No one can do ministry alone—at least not for long and not with any real enduring effectiveness. Wise church leaders know that you have to build a team. In today’s church, burnout and exhaustion leave many pastors staggering and struggling to keep pace with the expectations and demands that confront them. The need for more workers always tops the list of a pastor’s greatest challenges.
The solution? You really need a team.
But how do you build a quality team? Over the next few weeks, that question will be the focus of a series of blogs. Here, we will look at effective ways to build your team, and identify the traps to avoid. We’ll focus on the practical “how-to” steps rather than simply insist that a team is a good idea.
But we must start with the “why.” You see, the “why” of your effort to get others involved in ministry will likely determine your level of success in doing so. If you want to build a team for the best reasons, you’ll be more effective in doing so, but if you look to add workers to your roster for lesser reasons, you’ll get lesser results.
What’s the best reason for building a team? There are several.
- The Best Mission
Amazingly, God allows folks like us to participate in the eternal. We get to spend our limited energies serving the mission of an unlimited God. Could here be any greater thrill than that? When we invite people to share in the work of Christ’s mission, we are including them in an extraordinary purpose and opening the door to the most satisfying version of life they will ever find.
If you’re just looking for workers to get you through another Sunday, no wonder people aren’t lining up to be involved. But when they see that joining your team is a chance to find the life they’ve dreamed of…well, the response changes significantly.
So ask yourself what you believe about serving Christ. Let the potential of such opportunity fill your heart and it will change how you approach prospective team members.
- The Best Connection
Jesus invited His future disciples to more than a job. He opened the opportunity to connect to Him. That’s why their invitation was “Come, follow Me.” When you build your team, you are asking people to come be with you, to be mentored and grown because of an elevated relationship.
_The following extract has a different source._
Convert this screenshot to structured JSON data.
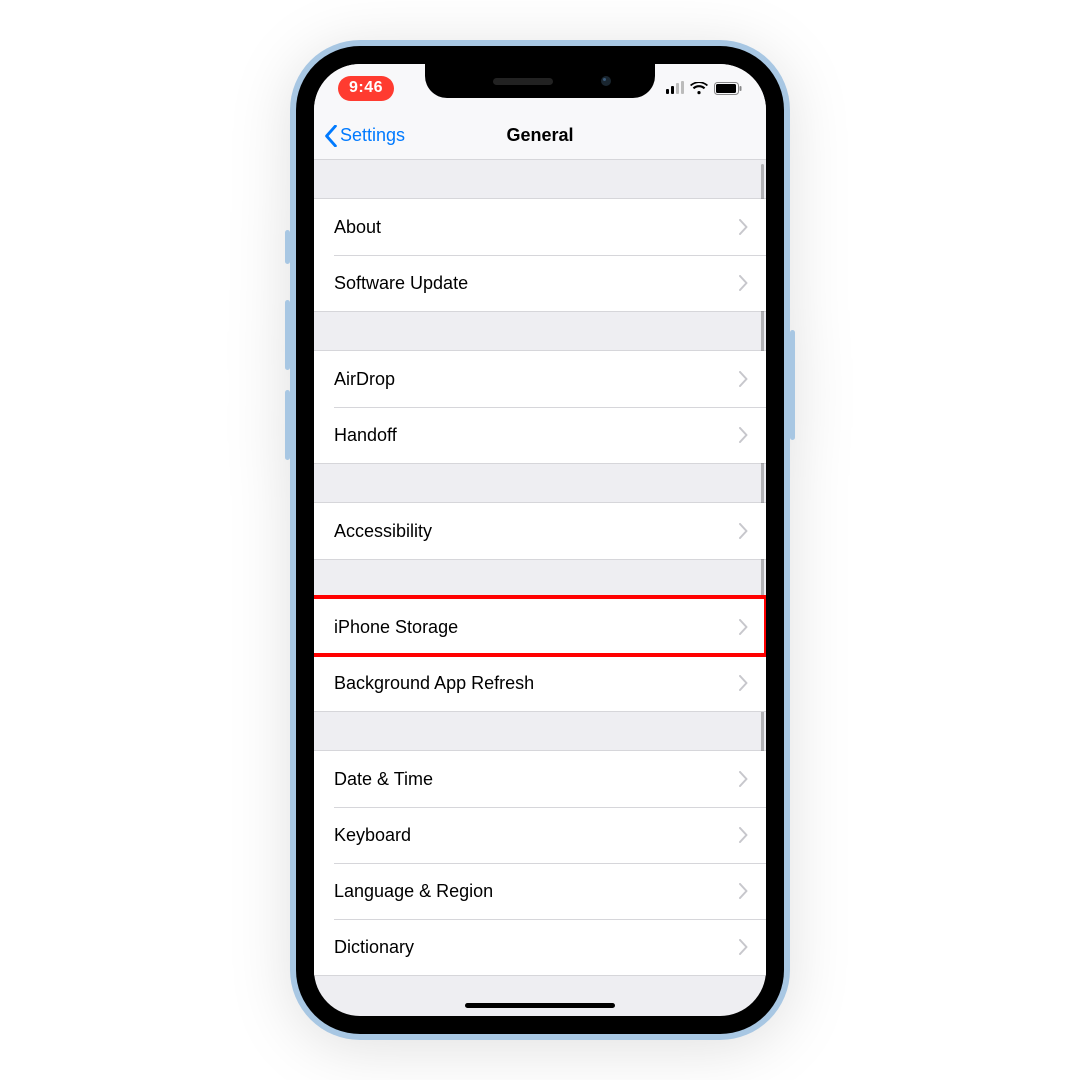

In Matthew 11:28-30, Jesus says, “Take my yoke upon you, and learn from Me, for I am gentle and lowly in heart, and you will find rest for your souls. For My yoke fits perfectly, and the burden I give you is light.” In those days, a yoke was used for oxen as they labored in the field. The yoke He spoke of was designed to harness two oxen, a strong one and a weak one. The weaker of the two was present to learn what it meant to work in the field through “on-the-job” training from the stronger ox. Most of the weight was carried by the strong one until the development process was complete. What a vivid picture of the mentoring process.
This is the relationship you offer to those who work with you. Yes, we are certainly working with Jesus too, but joining the team is more than doing a bunch of church work. Such efforts will grow us toward God’s plan for our lives too.
Team leaders spend time with their team. In fact, they spend more time with their team than they do with others. If being on your team means a deeper commitment between you and me, my interest will grow.
- The Best Opportunity
When I understand that being on your team will help me make a difference in the lives of others and bring genuine impact to the world around me, how can I not be excited about that? When you realize that you’re opening the door to such a life, you’ll never apologize for “asking someone to help.”
Serving Christ by serving others is the very best life possible. Too many pastors seem almost apologetic in asking people to join their team. Making a real difference is the deep desire of every individual.
When you understand what it can really mean to be on your team, your approach to people begins to change. No longer are workers something we need to find. Instead, we are offering a life-changing journey for those who truly want all God has for their lives. When you see life on your team as the fulfillment of real purpose, people will begin to see it too.